Linda Reeder said...

I was shocked the first time my sisters remembered childhood events entirely differently than I did.
First we had different perspectives, and then we apparently remember the way we wnat to.

Granny Annie said...

My siblings accuse me of making things up but I have kept a journal since I was ten years old and have back up. lol

My mother was mentally alert to the very end of her life but when I would apologize for horrible things I remembered putting her and my father through, she would swear she had no memory of what I was talking about. She only remembered that I was her precious baby:)

Celia said...

I think our flawed memory, especially dropping the negative things, is the way we are built so we can keep moving forward. The young move on with hope and inexperience and those much older are buoyed by the good memories.

My Dad had one of those photographic memories for written material, I've been forgetting things since I was last in school. Didn't get the gene. So he was a "fat" head, LOL?

Mage said...

Lovely picture. Thanks.

You are going to laugh at me for I wrote it all down as it was happening. From 1974 through now, I am keeping track of my life. It certainly wasn't all nice and pretty. I was a horrible drunk. Add speed, and life got worse.

messymimi said...

So we are all revisionist historians, eh?

rosaria williams said...

We try to make sense all the time, of the present, the past, the times in between. Funny how we all remember different things too; not the same thing with a different perspective, but really different events.

Midlife Roadtripper said...

Yes, I've always found it interesting how a story of an event can be retold differently moments after it occurred. We do perceive events differently based on where we are in life. And, I agree, that the bad things sometimes fade. Sometimes that good.

Interesting topic. Still thinking about it.

Peruby said...

I also - LOVE the photo. I would really like to take a long walk down that lane. It is a shame that the Internet has not found a way to transfer smells to the reader. Then again - maybe that is a good thing. LOL!

On memory - tuning out the bad stuff. Uh, yeah! Why would women have more than one child, then? Double LOL!

Bossy Betty said...

Memories are fascinating to me. My sisters keep remembering me as a brat. They are obviously wrong.

Mage said...

It's a good thing I love questions. :) I had this sober lady sleeping on my couch, and she had her eye on a handsome gentleman. He knew she was predatory, so he said he would come to dinner if he could bring his roommate. His roommate was two weeks sober those 31 years ago. I was still drinking and continued to drink another two weeks. We have now been together since 83. It hasn;t at all been perfect, but it is still a wonderful adventure.

Hattie said...

I'm wondering if airbrushing the past is not a way of defending oneself from blame. My mother in law was great at disremembering her power plays and occasional use of bad language. She swore she never put herself first or used bad words. Ha!
My kids report that I used to swat them. Me?
Darn. Where's my halo. I seem to have displaced it.

Pauline said...
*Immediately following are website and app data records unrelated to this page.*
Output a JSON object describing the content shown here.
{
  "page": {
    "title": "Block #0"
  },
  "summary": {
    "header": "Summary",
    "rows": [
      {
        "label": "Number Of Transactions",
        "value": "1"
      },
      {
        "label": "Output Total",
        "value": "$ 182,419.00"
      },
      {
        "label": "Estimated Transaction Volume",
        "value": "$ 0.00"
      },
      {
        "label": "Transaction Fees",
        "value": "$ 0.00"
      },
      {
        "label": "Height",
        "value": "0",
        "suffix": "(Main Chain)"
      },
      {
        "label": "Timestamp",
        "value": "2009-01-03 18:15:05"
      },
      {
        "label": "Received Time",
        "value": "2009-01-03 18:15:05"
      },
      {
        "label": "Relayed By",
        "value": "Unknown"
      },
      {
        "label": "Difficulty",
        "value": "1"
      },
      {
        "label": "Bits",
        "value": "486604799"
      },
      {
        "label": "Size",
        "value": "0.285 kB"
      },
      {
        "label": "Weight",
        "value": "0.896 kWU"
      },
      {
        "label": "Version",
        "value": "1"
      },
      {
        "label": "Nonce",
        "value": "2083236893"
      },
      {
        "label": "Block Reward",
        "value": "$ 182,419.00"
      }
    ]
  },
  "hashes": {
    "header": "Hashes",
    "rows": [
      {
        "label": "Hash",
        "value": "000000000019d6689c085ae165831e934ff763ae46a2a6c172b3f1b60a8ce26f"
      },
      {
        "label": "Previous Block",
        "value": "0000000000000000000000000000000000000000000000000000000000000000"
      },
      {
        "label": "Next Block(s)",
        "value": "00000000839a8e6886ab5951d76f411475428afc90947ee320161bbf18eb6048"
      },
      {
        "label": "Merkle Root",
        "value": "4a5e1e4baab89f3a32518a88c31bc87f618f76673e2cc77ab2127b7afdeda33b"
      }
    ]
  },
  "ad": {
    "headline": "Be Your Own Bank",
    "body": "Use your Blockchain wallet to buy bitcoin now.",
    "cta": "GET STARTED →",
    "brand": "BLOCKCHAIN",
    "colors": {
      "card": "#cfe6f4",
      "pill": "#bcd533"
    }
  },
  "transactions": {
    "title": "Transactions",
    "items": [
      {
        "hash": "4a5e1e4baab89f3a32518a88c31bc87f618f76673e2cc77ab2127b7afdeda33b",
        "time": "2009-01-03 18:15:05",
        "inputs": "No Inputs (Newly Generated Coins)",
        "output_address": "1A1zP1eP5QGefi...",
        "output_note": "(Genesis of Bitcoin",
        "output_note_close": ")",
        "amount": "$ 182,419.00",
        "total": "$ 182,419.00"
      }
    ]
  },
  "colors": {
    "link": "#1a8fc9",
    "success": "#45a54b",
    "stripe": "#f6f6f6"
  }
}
My brother insisted I stop publishing stories about our childhood in my newspaper column as I never got things right. I'd show him my journal entries from the time in question and he'd say, "See? You even remembered it wrong back then!"

colleen said...

Wow what a photo! My memory is lock tight on some things but sketchy on others. Like dreams, the memories are strongest around the feel/emotion of the event. Some memories I only know are true becasue I have been telling them for years and mostly only remember the telling. I think I pretty much allow my memory to know be glossed over.